DIRECTIONS. Every line holding "data" should be copied from the records below.

Stored records
-=-=-=-=-

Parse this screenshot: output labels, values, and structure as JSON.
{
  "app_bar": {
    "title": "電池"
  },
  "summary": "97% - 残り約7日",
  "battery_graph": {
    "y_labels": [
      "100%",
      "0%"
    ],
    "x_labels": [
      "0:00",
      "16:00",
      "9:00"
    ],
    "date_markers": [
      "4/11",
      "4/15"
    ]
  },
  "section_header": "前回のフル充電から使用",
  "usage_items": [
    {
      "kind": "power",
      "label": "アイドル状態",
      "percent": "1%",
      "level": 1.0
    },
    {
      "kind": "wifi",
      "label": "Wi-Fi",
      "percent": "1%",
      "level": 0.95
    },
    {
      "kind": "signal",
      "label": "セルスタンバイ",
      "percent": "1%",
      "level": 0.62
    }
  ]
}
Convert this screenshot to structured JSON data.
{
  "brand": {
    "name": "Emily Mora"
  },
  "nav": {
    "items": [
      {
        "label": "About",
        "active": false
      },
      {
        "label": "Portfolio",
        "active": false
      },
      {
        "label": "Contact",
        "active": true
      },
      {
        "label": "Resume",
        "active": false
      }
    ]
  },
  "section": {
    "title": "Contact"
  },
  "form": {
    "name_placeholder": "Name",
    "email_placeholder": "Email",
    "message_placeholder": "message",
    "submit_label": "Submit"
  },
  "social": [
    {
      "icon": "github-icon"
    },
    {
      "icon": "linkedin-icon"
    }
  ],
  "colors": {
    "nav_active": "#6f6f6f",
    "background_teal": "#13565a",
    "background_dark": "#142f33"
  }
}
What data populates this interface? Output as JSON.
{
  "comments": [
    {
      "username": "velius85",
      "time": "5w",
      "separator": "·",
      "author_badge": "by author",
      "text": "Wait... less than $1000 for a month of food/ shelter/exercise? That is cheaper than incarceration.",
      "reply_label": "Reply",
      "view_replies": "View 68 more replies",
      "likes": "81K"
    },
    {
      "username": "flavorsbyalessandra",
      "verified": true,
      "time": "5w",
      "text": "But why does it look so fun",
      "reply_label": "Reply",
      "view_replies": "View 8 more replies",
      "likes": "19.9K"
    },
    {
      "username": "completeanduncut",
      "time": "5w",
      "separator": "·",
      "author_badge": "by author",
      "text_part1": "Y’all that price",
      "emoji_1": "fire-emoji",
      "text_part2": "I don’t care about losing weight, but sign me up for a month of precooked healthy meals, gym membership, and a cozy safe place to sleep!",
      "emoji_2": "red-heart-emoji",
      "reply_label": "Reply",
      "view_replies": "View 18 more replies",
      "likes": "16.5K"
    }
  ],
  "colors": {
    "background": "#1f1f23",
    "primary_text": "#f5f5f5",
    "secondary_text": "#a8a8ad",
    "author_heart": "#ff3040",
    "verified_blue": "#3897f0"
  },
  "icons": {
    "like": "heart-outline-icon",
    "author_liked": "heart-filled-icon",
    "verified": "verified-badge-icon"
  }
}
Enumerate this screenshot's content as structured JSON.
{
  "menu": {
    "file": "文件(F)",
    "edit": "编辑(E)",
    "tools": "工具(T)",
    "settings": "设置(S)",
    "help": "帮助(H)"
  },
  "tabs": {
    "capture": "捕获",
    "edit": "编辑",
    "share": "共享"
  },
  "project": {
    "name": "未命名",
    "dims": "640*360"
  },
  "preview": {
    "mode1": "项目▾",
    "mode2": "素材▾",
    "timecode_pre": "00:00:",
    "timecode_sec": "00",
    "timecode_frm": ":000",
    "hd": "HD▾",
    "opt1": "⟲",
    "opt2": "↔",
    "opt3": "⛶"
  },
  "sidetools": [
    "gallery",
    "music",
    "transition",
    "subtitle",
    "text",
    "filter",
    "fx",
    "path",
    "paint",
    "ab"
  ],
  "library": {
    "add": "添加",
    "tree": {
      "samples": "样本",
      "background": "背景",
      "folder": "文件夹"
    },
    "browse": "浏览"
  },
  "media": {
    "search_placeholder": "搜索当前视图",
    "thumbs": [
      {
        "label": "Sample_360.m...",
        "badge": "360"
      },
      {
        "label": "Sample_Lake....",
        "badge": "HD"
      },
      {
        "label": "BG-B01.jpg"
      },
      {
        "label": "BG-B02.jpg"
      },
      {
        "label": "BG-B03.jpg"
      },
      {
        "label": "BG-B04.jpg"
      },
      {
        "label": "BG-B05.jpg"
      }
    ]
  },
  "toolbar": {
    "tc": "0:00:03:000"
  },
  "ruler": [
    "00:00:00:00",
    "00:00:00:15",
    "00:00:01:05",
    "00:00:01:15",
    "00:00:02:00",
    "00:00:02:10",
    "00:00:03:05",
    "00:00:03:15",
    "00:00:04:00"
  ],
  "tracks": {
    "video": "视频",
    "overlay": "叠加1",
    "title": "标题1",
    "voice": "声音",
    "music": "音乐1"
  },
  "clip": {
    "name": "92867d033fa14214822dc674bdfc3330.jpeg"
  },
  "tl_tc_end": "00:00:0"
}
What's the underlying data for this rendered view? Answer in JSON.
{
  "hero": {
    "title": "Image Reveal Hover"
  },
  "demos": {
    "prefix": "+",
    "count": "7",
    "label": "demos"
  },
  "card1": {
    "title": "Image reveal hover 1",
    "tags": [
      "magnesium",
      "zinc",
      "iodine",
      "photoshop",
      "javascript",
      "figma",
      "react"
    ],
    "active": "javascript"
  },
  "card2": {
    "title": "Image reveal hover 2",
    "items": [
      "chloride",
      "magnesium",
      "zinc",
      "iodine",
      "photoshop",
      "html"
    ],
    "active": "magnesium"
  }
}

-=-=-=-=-

RESPONSE TO THIS TASK.
Convert this screenshot to structured JSON data.
What data populates this interface? Output as JSON.
What's the underlying data for this rendered view? Answer in JSON.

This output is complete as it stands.